* Task details *
Copy each line of the data below with the word "stock".
BEGIN Exercise data
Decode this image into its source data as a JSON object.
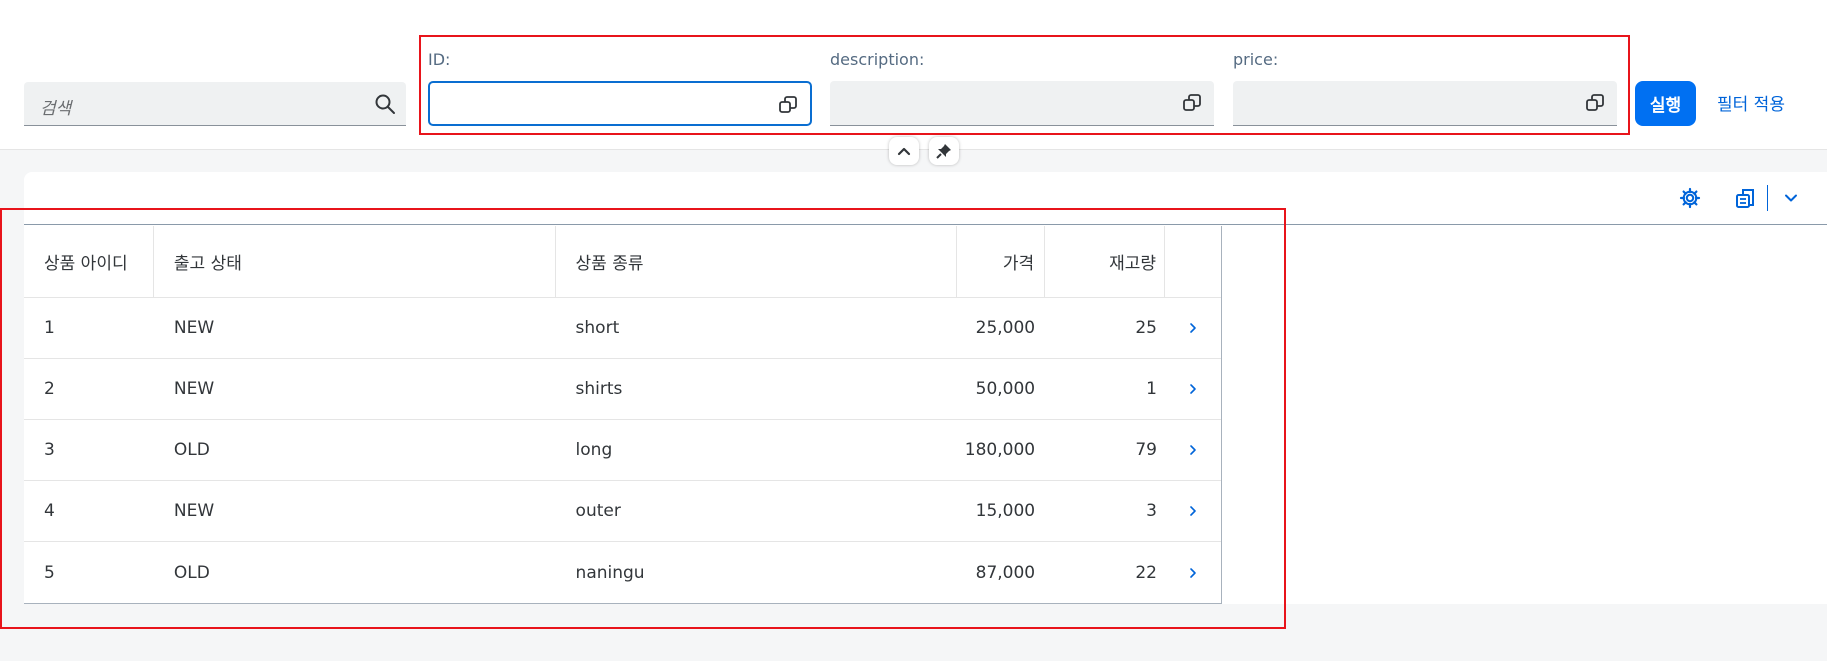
{
  "search": {
    "placeholder": "검색"
  },
  "filters": [
    {
      "label": "ID:",
      "value": ""
    },
    {
      "label": "description:",
      "value": ""
    },
    {
      "label": "price:",
      "value": ""
    }
  ],
  "actions": {
    "go": "실행",
    "adapt": "필터 적용"
  },
  "table": {
    "columns": [
      "상품 아이디",
      "출고 상태",
      "상품 종류",
      "가격",
      "재고량"
    ],
    "rows": [
      {
        "id": "1",
        "status": "NEW",
        "type": "short",
        "price": "25,000",
        "stock": "25"
      },
      {
        "id": "2",
        "status": "NEW",
        "type": "shirts",
        "price": "50,000",
        "stock": "1"
      },
      {
        "id": "3",
        "status": "OLD",
        "type": "long",
        "price": "180,000",
        "stock": "79"
      },
      {
        "id": "4",
        "status": "NEW",
        "type": "outer",
        "price": "15,000",
        "stock": "3"
      },
      {
        "id": "5",
        "status": "OLD",
        "type": "naningu",
        "price": "87,000",
        "stock": "22"
      }
    ]
  },
  "colors": {
    "accent": "#0070f2",
    "highlight": "#e8141b",
    "link": "#0064d9"
  },
  "icons": [
    "search-icon",
    "value-help-icon",
    "collapse-icon",
    "pin-icon",
    "settings-icon",
    "export-icon",
    "chevron-down-icon",
    "row-navigation-icon"
  ]
}
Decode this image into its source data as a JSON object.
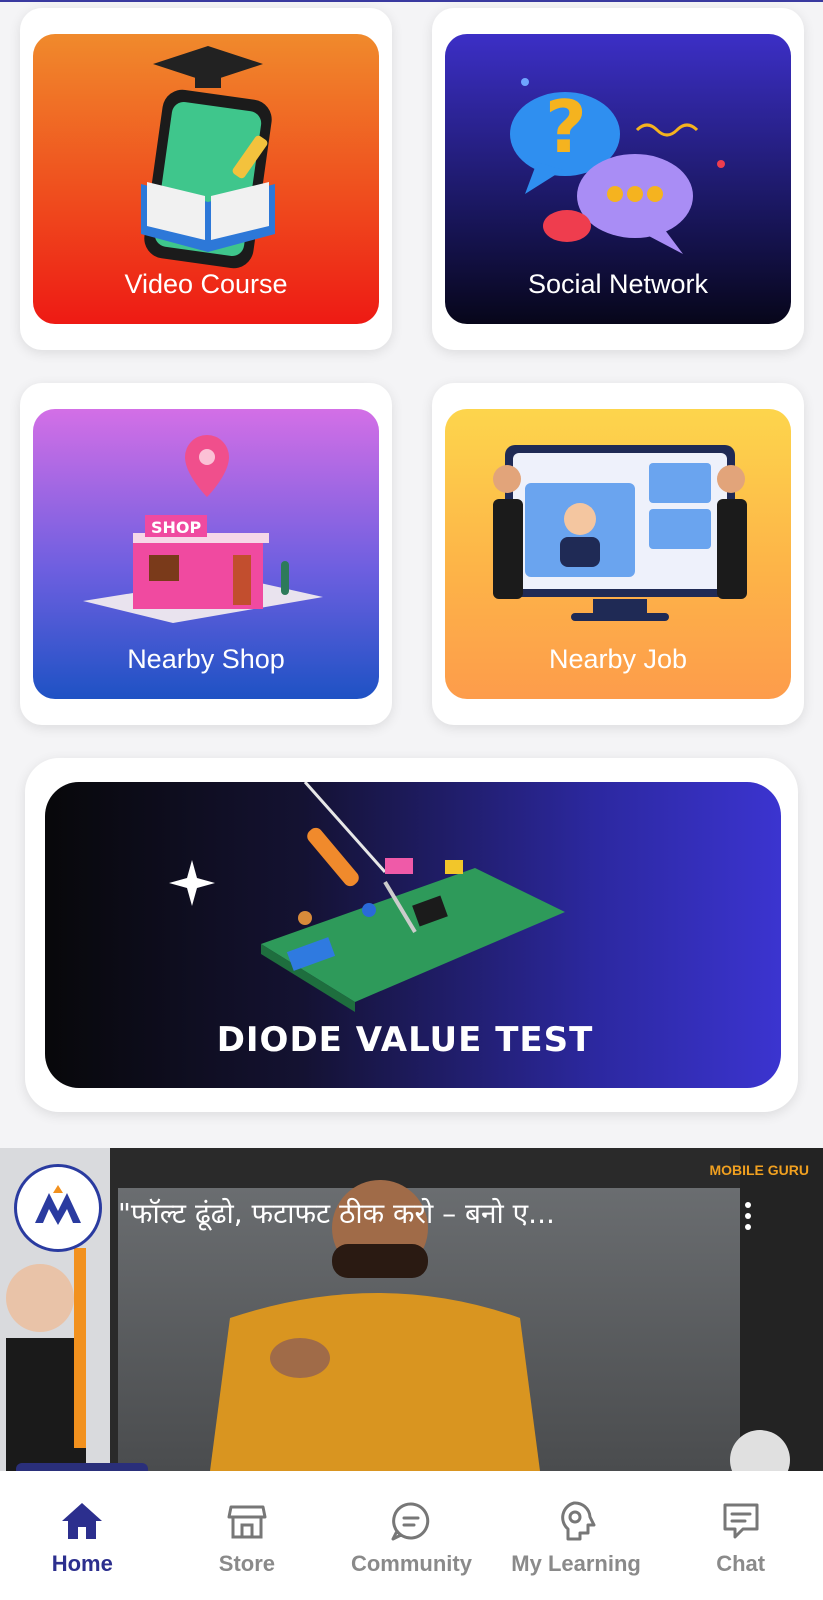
{
  "tiles": {
    "video_course": "Video Course",
    "social_network": "Social Network",
    "nearby_shop": "Nearby Shop",
    "nearby_job": "Nearby Job"
  },
  "banner": {
    "diode_label": "DIODE VALUE TEST"
  },
  "video": {
    "title": "\"फॉल्ट ढूंढो, फटाफट ठीक करो – बनो ए...",
    "brand": "MOBILE GURU",
    "progress_fraction": 0.16
  },
  "nav": {
    "items": [
      {
        "label": "Home",
        "icon": "home-icon",
        "active": true
      },
      {
        "label": "Store",
        "icon": "store-icon",
        "active": false
      },
      {
        "label": "Community",
        "icon": "chat-bubble-icon",
        "active": false
      },
      {
        "label": "My Learning",
        "icon": "head-bulb-icon",
        "active": false
      },
      {
        "label": "Chat",
        "icon": "message-icon",
        "active": false
      }
    ]
  },
  "colors": {
    "primary": "#2c2f8e",
    "inactive": "#8a8a8a"
  }
}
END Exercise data
* Solved exercise *
        "stock": "25"
        "stock": "1"
        "stock": "79"
        "stock": "3"
        "stock": "22"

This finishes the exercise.